With Trump trailing by double digits in national polls and single digits in some key battleground states, the election has in many ways become a referendum on how the president has handled the coronavirus crisis, while Trump’s campaign has sought to portray Biden as weak and unable to lead.
Following the debate – and as the candidates make their final pitch before election day – Trump got a bump in the polls, with a recent Rasmussen White House Watch survey having the president making a 4-point swing to lead 48% to 47%. With numerous national polls showing conflicting predictions, the race will be tight to the very end.

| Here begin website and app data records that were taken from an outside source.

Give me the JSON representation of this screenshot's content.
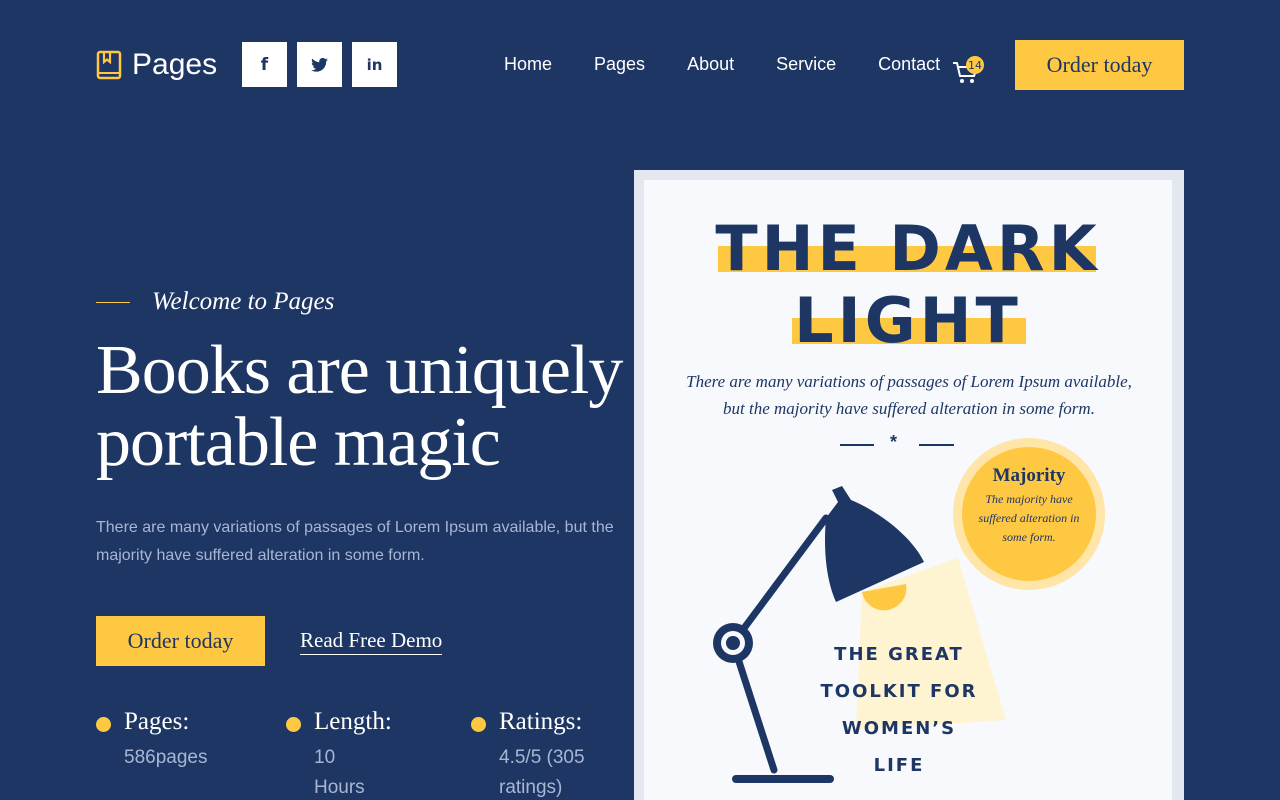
{
  "header": {
    "logo_text": "Pages",
    "social": {
      "facebook": "f",
      "twitter": "t",
      "linkedin": "in"
    },
    "nav": [
      "Home",
      "Pages",
      "About",
      "Service",
      "Contact"
    ],
    "cart_count": "14",
    "cta_label": "Order today"
  },
  "hero": {
    "eyebrow": "Welcome to Pages",
    "title_line1": "Books are uniquely",
    "title_line2": "portable magic",
    "description": "There are many variations of passages of Lorem Ipsum available, but the majority have suffered alteration in some form.",
    "primary_button": "Order today",
    "secondary_button": "Read Free Demo",
    "stats": [
      {
        "label": "Pages:",
        "value": "586pages"
      },
      {
        "label": "Length:",
        "value": "10 Hours"
      },
      {
        "label": "Ratings:",
        "value": "4.5/5 (305 ratings)"
      }
    ]
  },
  "book": {
    "title_line1": "THE DARK",
    "title_line2": "LIGHT",
    "description": "There are many variations of passages of Lorem Ipsum available, but the majority have suffered alteration in some form.",
    "divider_mark": "*",
    "badge_title": "Majority",
    "badge_text": "The majority have suffered alteration in some form.",
    "subtitle_lines": [
      "THE GREAT",
      "TOOLKIT FOR",
      "WOMEN’S",
      "LIFE"
    ]
  },
  "colors": {
    "background": "#1d3663",
    "accent": "#ffc843",
    "muted_text": "#a9b6d3",
    "cover": "#f7f9fd"
  },
  "icons": {
    "logo": "book-icon",
    "cart": "cart-icon",
    "social": [
      "facebook-icon",
      "twitter-icon",
      "linkedin-icon"
    ],
    "illustration": "desk-lamp-icon"
  }
}
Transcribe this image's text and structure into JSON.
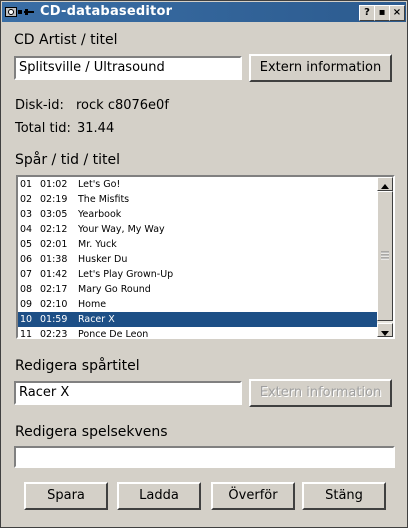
{
  "window": {
    "title": "CD-databaseditor",
    "controls": [
      "?",
      "▪",
      "×"
    ]
  },
  "artist": {
    "label": "CD Artist / titel",
    "value": "Splitsville / Ultrasound",
    "extern_button": "Extern information"
  },
  "disk": {
    "id_label": "Disk-id:",
    "id_value": "rock c8076e0f",
    "total_label": "Total tid:",
    "total_value": "31.44"
  },
  "tracks": {
    "label": "Spår / tid / titel",
    "items": [
      {
        "num": "01",
        "time": "01:02",
        "title": "Let's Go!"
      },
      {
        "num": "02",
        "time": "02:19",
        "title": "The Misfits"
      },
      {
        "num": "03",
        "time": "03:05",
        "title": "Yearbook"
      },
      {
        "num": "04",
        "time": "02:12",
        "title": "Your Way, My Way"
      },
      {
        "num": "05",
        "time": "02:01",
        "title": "Mr. Yuck"
      },
      {
        "num": "06",
        "time": "01:38",
        "title": "Husker Du"
      },
      {
        "num": "07",
        "time": "01:42",
        "title": "Let's Play Grown-Up"
      },
      {
        "num": "08",
        "time": "02:17",
        "title": "Mary Go Round"
      },
      {
        "num": "09",
        "time": "02:10",
        "title": "Home"
      },
      {
        "num": "10",
        "time": "01:59",
        "title": "Racer X"
      },
      {
        "num": "11",
        "time": "02:23",
        "title": "Ponce De Leon"
      }
    ],
    "selected_index": 9
  },
  "edit_track": {
    "label": "Redigera spårtitel",
    "value": "Racer X",
    "extern_button": "Extern information"
  },
  "edit_sequence": {
    "label": "Redigera spelsekvens",
    "value": ""
  },
  "buttons": {
    "save": "Spara",
    "load": "Ladda",
    "transfer": "Överför",
    "close": "Stäng"
  },
  "colors": {
    "title_bar": "#3a6ea5",
    "selection": "#1d4f86",
    "background": "#d4d0c8"
  }
}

This debate opened with the two candidates sparring over how far to go with coronavirus restrictions and how soon the country could return to normal, with Trump suggesting that surges in cases had subsided in parts of the country and that restrictions were too tough on businesses.
It was the second time Belmont served as host for a presidential debate, an event that took place with only a small live audience and under strict protocols to prevent the spread of the coronavirus.
For the first time, the debate featured a mute button used during set portions of the event, a feature never before deemed necessary but one that the Commission on Presidential Debates added after the candidates’ exchange in Cleveland devolved.
After much political darkness, Belmont – and Music City – shined in the global spotlight, the perfect stage for a very imperfect election!
» TODD SMITH is co-founder, president and chief executive officer of Deane | Smith, a full-service branding, PR, marketing and advertising firm with offices in Jackson. The firm – based in Nashville, Tenn. – is also affiliated with Mad Genius. Contact him at email@example.com, follow him @spinsurgeon and like the ageny on Facebook at https://www.facebook.com/deanesmithpartners, and join us on LinkedIn http://www.linkedin.com/company/deane-smith-&-partners.